Tim Sherwood. What do we know about the new interim boss at Tottenham?
He won the league with Blackburn, represented us for several years and was at one point apparently better than Zidane. Most know that. What most don’t know is this; Spurs rejected offers from Brighton, Blackburn and Swindon for his services as manager, serving more of a testament to the elusive figure Tim has cast during his second spell at White Hart Lane. Chairman Daniel Levy’s insistence to place him in charge on an interim basis, a man with no managerial experience within the Premier League suggests that there really is something more to the man who has been waiting in the shadows during AVB’s tenure.
Although he was somewhat kept in the background throughout AVB’s reign, he wasn’t exactly quiet. Richard Keys ousted him as the ‘Spurs mole’ who had attempted to stir dissent amongst the ranks with stories of ‘overworked players’ unhappy at AVB’s regime. Aside from trying to get AVB sacked for his own gain he also managed to coast our U21 set-up to the league title and has been described as having a philosophy similar to that deployed at Barcelona, even touted as ‘our Guardiola’ – a compliment if ever there was one. Harry Redknapp even went as far as saying the job should go to him on a permanent basis and if some of the bookmakers are to be believed, that’s not a million miles away from what could potentially happen.
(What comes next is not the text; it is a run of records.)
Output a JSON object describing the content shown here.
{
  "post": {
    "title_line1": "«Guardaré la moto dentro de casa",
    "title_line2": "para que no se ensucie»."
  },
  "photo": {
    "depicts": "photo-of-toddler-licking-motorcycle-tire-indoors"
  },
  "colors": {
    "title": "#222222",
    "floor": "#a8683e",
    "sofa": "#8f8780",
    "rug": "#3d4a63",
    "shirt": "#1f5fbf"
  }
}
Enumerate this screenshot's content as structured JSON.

The shared connections of Franco Baldini, a former player and director of football at the highest levels, alongside Daniel Levy could easily come up with a successor with superior experience, or at least that’s what you’d think. Fabio Capello, although spotted at Spurs on Sunday, has allegiances to the Russian national team as does another linked manager, Guus Hiddink with the Netherlands squad (Taking charge after the World Cup next year). Michael Laudrup and Mauricio Pochetinno are both tied closely to their current clubs, Levy unlikely to pay the compensation fee that either would require, and with Glen Hoddle beginning to grow increasingly more and more like the creepy Uncle you’ve always been warned about, Levy could see this as an ideal opportunity for Sherwood to prove himself. One of the key failings of many a Spurs manager previous in the Premier League era was conflict between themselves and Levy, hard not to avoid given his presence in dealings. However, Sherwood and Levy have a friendship forged out of respect evident within his appointment as interim manager – a quality trait which no outsider would have.
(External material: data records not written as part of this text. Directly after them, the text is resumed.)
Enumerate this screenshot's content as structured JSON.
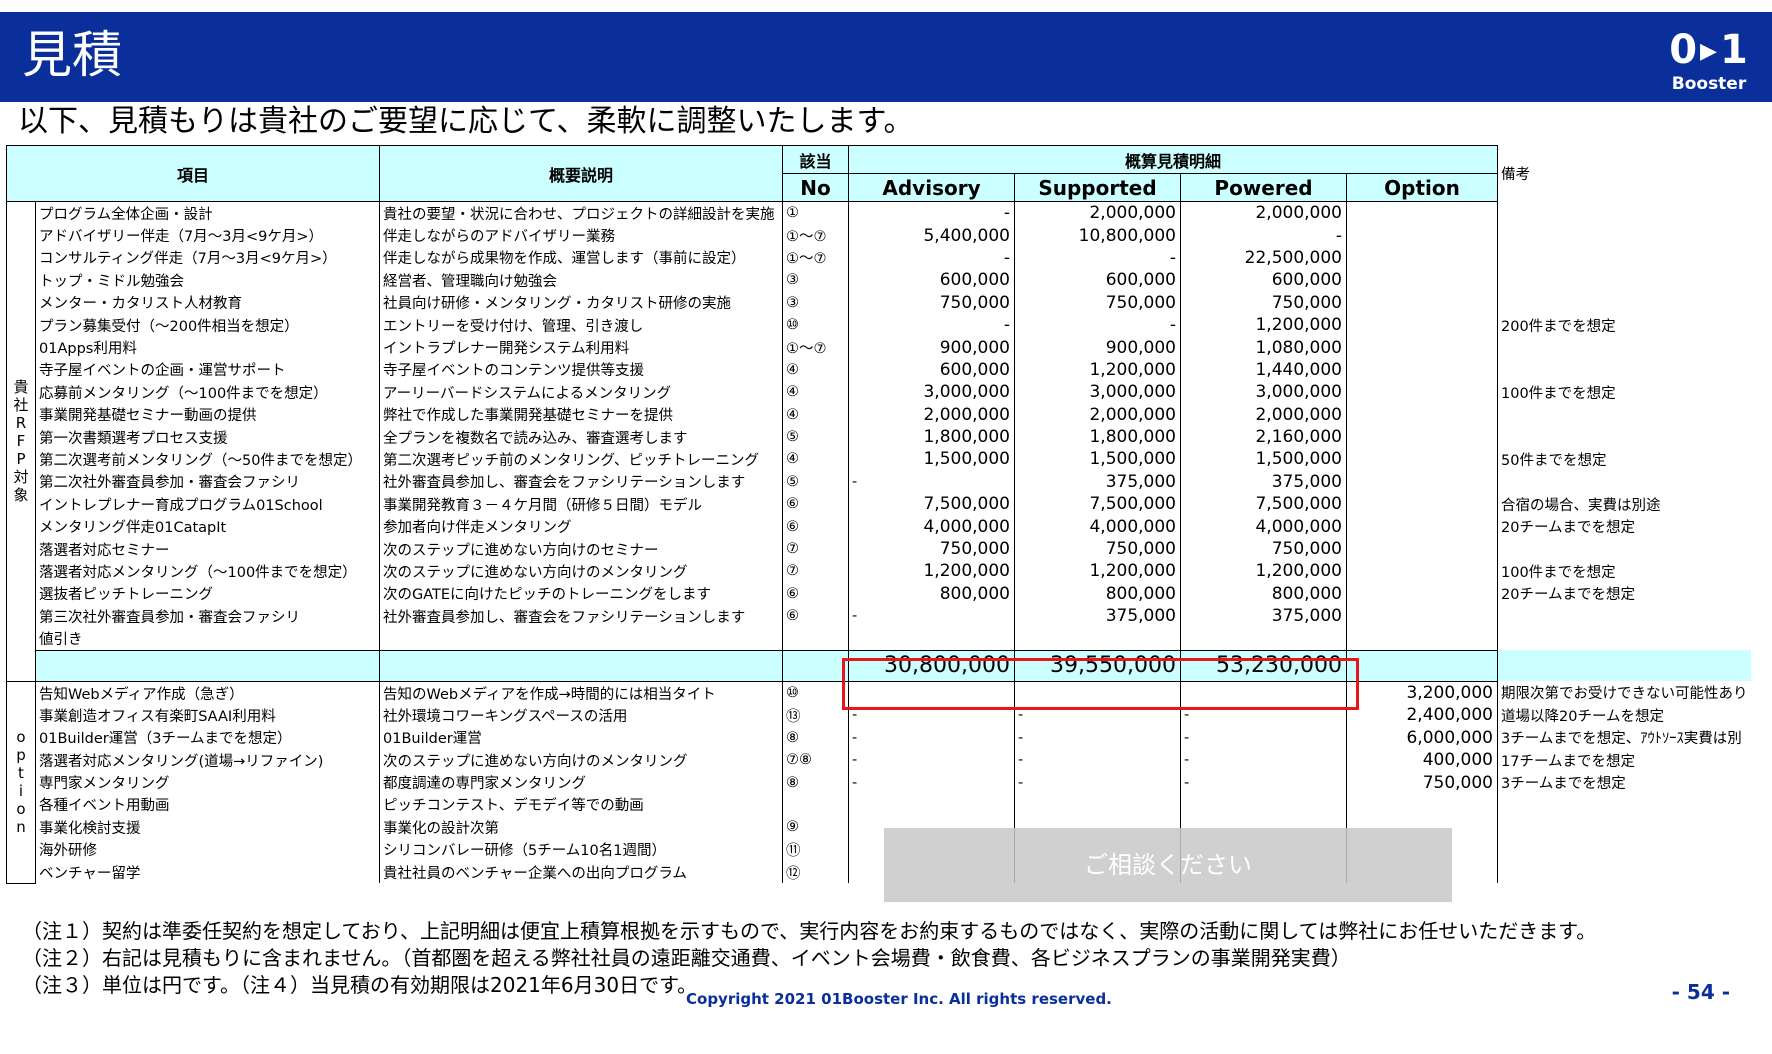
{
  "header": {
    "title": "見積",
    "logo_mark": "0",
    "logo_mark2": "1",
    "logo_word": "Booster"
  },
  "subtitle": "以下、見積もりは貴社のご要望に応じて、柔軟に調整いたします。",
  "table": {
    "headers": {
      "item": "項目",
      "desc": "概要説明",
      "no_top": "該当",
      "no_bottom": "No",
      "estimate": "概算見積明細",
      "advisory": "Advisory",
      "supported": "Supported",
      "powered": "Powered",
      "option": "Option",
      "note": "備考"
    },
    "side_label_rfp": "貴社RFP対象",
    "side_label_option": "option",
    "rows": [
      {
        "item": "プログラム全体企画・設計",
        "desc": "貴社の要望・状況に合わせ、プロジェクトの詳細設計を実施",
        "no": "①",
        "advisory": "-",
        "supported": "2,000,000",
        "powered": "2,000,000",
        "option": "",
        "note": ""
      },
      {
        "item": "アドバイザリー伴走（7月～3月<9ケ月>）",
        "desc": "伴走しながらのアドバイザリー業務",
        "no": "①～⑦",
        "advisory": "5,400,000",
        "supported": "10,800,000",
        "powered": "-",
        "option": "",
        "note": ""
      },
      {
        "item": "コンサルティング伴走（7月～3月<9ケ月>）",
        "desc": "伴走しながら成果物を作成、運営します（事前に設定）",
        "no": "①～⑦",
        "advisory": "-",
        "supported": "-",
        "powered": "22,500,000",
        "option": "",
        "note": ""
      },
      {
        "item": "トップ・ミドル勉強会",
        "desc": "経営者、管理職向け勉強会",
        "no": "③",
        "advisory": "600,000",
        "supported": "600,000",
        "powered": "600,000",
        "option": "",
        "note": ""
      },
      {
        "item": "メンター・カタリスト人材教育",
        "desc": "社員向け研修・メンタリング・カタリスト研修の実施",
        "no": "③",
        "advisory": "750,000",
        "supported": "750,000",
        "powered": "750,000",
        "option": "",
        "note": ""
      },
      {
        "item": "プラン募集受付（～200件相当を想定）",
        "desc": "エントリーを受け付け、管理、引き渡し",
        "no": "⑩",
        "advisory": "-",
        "supported": "-",
        "powered": "1,200,000",
        "option": "",
        "note": "200件までを想定"
      },
      {
        "item": "01Apps利用料",
        "desc": "イントラプレナー開発システム利用料",
        "no": "①～⑦",
        "advisory": "900,000",
        "supported": "900,000",
        "powered": "1,080,000",
        "option": "",
        "note": ""
      },
      {
        "item": "寺子屋イベントの企画・運営サポート",
        "desc": "寺子屋イベントのコンテンツ提供等支援",
        "no": "④",
        "advisory": "600,000",
        "supported": "1,200,000",
        "powered": "1,440,000",
        "option": "",
        "note": ""
      },
      {
        "item": "応募前メンタリング（～100件までを想定）",
        "desc": "アーリーバードシステムによるメンタリング",
        "no": "④",
        "advisory": "3,000,000",
        "supported": "3,000,000",
        "powered": "3,000,000",
        "option": "",
        "note": "100件までを想定"
      },
      {
        "item": "事業開発基礎セミナー動画の提供",
        "desc": "弊社で作成した事業開発基礎セミナーを提供",
        "no": "④",
        "advisory": "2,000,000",
        "supported": "2,000,000",
        "powered": "2,000,000",
        "option": "",
        "note": ""
      },
      {
        "item": "第一次書類選考プロセス支援",
        "desc": "全プランを複数名で読み込み、審査選考します",
        "no": "⑤",
        "advisory": "1,800,000",
        "supported": "1,800,000",
        "powered": "2,160,000",
        "option": "",
        "note": ""
      },
      {
        "item": "第二次選考前メンタリング（～50件までを想定）",
        "desc": "第二次選考ピッチ前のメンタリング、ピッチトレーニング",
        "no": "④",
        "advisory": "1,500,000",
        "supported": "1,500,000",
        "powered": "1,500,000",
        "option": "",
        "note": "50件までを想定"
      },
      {
        "item": "第二次社外審査員参加・審査会ファシリ",
        "desc": "社外審査員参加し、審査会をファシリテーションします",
        "no": "⑤",
        "advisory": "-",
        "supported": "375,000",
        "powered": "375,000",
        "option": "",
        "note": ""
      },
      {
        "item": "イントレプレナー育成プログラム01School",
        "desc": "事業開発教育３－４ケ月間（研修５日間）モデル",
        "no": "⑥",
        "advisory": "7,500,000",
        "supported": "7,500,000",
        "powered": "7,500,000",
        "option": "",
        "note": "合宿の場合、実費は別途"
      },
      {
        "item": "メンタリング伴走01CatapIt",
        "desc": "参加者向け伴走メンタリング",
        "no": "⑥",
        "advisory": "4,000,000",
        "supported": "4,000,000",
        "powered": "4,000,000",
        "option": "",
        "note": "20チームまでを想定"
      },
      {
        "item": "落選者対応セミナー",
        "desc": "次のステップに進めない方向けのセミナー",
        "no": "⑦",
        "advisory": "750,000",
        "supported": "750,000",
        "powered": "750,000",
        "option": "",
        "note": ""
      },
      {
        "item": "落選者対応メンタリング（～100件までを想定）",
        "desc": "次のステップに進めない方向けのメンタリング",
        "no": "⑦",
        "advisory": "1,200,000",
        "supported": "1,200,000",
        "powered": "1,200,000",
        "option": "",
        "note": "100件までを想定"
      },
      {
        "item": "選抜者ピッチトレーニング",
        "desc": "次のGATEに向けたピッチのトレーニングをします",
        "no": "⑥",
        "advisory": "800,000",
        "supported": "800,000",
        "powered": "800,000",
        "option": "",
        "note": "20チームまでを想定"
      },
      {
        "item": "第三次社外審査員参加・審査会ファシリ",
        "desc": "社外審査員参加し、審査会をファシリテーションします",
        "no": "⑥",
        "advisory": "-",
        "supported": "375,000",
        "powered": "375,000",
        "option": "",
        "note": ""
      },
      {
        "item": "値引き",
        "desc": "",
        "no": "",
        "advisory": "",
        "supported": "",
        "powered": "",
        "option": "",
        "note": ""
      }
    ],
    "totals": {
      "advisory": "30,800,000",
      "supported": "39,550,000",
      "powered": "53,230,000"
    },
    "option_rows": [
      {
        "item": "告知Webメディア作成（急ぎ）",
        "desc": "告知のWebメディアを作成→時間的には相当タイト",
        "no": "⑩",
        "advisory": "",
        "supported": "",
        "powered": "",
        "option": "3,200,000",
        "note": "期限次第でお受けできない可能性あり"
      },
      {
        "item": "事業創造オフィス有楽町SAAI利用料",
        "desc": "社外環境コワーキングスペースの活用",
        "no": "⑬",
        "advisory": "-",
        "supported": "-",
        "powered": "-",
        "option": "2,400,000",
        "note": "道場以降20チームを想定"
      },
      {
        "item": "01Builder運営（3チームまでを想定）",
        "desc": "01Builder運営",
        "no": "⑧",
        "advisory": "-",
        "supported": "-",
        "powered": "-",
        "option": "6,000,000",
        "note": "3チームまでを想定、ｱｳﾄｿｰｽ実費は別"
      },
      {
        "item": "落選者対応メンタリング(道場→リファイン)",
        "desc": "次のステップに進めない方向けのメンタリング",
        "no": "⑦⑧",
        "advisory": "-",
        "supported": "-",
        "powered": "-",
        "option": "400,000",
        "note": "17チームまでを想定"
      },
      {
        "item": "専門家メンタリング",
        "desc": "都度調達の専門家メンタリング",
        "no": "⑧",
        "advisory": "-",
        "supported": "-",
        "powered": "-",
        "option": "750,000",
        "note": "3チームまでを想定"
      },
      {
        "item": "各種イベント用動画",
        "desc": "ピッチコンテスト、デモデイ等での動画",
        "no": "",
        "advisory": "",
        "supported": "",
        "powered": "",
        "option": "",
        "note": ""
      },
      {
        "item": "事業化検討支援",
        "desc": "事業化の設計次第",
        "no": "⑨",
        "advisory": "",
        "supported": "",
        "powered": "",
        "option": "",
        "note": ""
      },
      {
        "item": "海外研修",
        "desc": "シリコンバレー研修（5チーム10名1週間）",
        "no": "⑪",
        "advisory": "",
        "supported": "",
        "powered": "",
        "option": "",
        "note": ""
      },
      {
        "item": "ベンチャー留学",
        "desc": "貴社社員のベンチャー企業への出向プログラム",
        "no": "⑫",
        "advisory": "",
        "supported": "",
        "powered": "",
        "option": "",
        "note": ""
      }
    ],
    "consult_label": "ご相談ください"
  },
  "footnotes": [
    "（注１）契約は準委任契約を想定しており、上記明細は便宜上積算根拠を示すもので、実行内容をお約束するものではなく、実際の活動に関しては弊社にお任せいただきます。",
    "（注２）右記は見積もりに含まれません。（首都圏を超える弊社社員の遠距離交通費、イベント会場費・飲食費、各ビジネスプランの事業開発実費）",
    "（注３）単位は円です。（注４）当見積の有効期限は2021年6月30日です。"
  ],
  "copyright": "Copyright 2021 01Booster Inc.  All rights reserved.",
  "page_number": "- 54 -",
  "colors": {
    "header_bg": "#0b2f9a",
    "table_header_bg": "#ccffff",
    "highlight": "#e8151b"
  }
}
On a short-term basis the appointment of Sherwood will only do positives for the squad. Separation from AVB’s on-field ideology will see the team initially play without restraint and in order to impress – something which usually draws the best out of the players. With such a saturated squad in areas, AVB failed to cement a consistent starting XI, Sherwood will likely be much more ruthless with his selections. Furthermore the increased assets he will have available to him with Emmanuel Adebayor likely to come back into contention and talk of Assou Ekotto returning from his loan spell at QPR will strengthen our squad in areas that have been somewhat lacklustre this season.
With Sherwood it’s safe to say his reputation precedes him somewhat. At a time when there are so many stories approaching the situation at Spurs from so many different angles it’s hard to get a sense of what is right and what is wrong. Many sources portray Levy as a dictator at the helm of our club, failing to invest in AVB’s vision whereas others cast AVB in an overtly negative light; sulky, arrogant and childish. Sherwood however mantains an elusive image, the head of our burgeoning youth set-up and an alleged Arsenal fan with the tattoo to match. Whilst his ruthless nature in pursuit of the role can only be seen as an enduring asset to the supporters it seems only time will tell regarding Sherwood and his inevitable pursuit of the role on a permanent basis.
On December 23rd 2013, Tim Sherwood was confirmed as the Tottenham manager on an 18 month deal.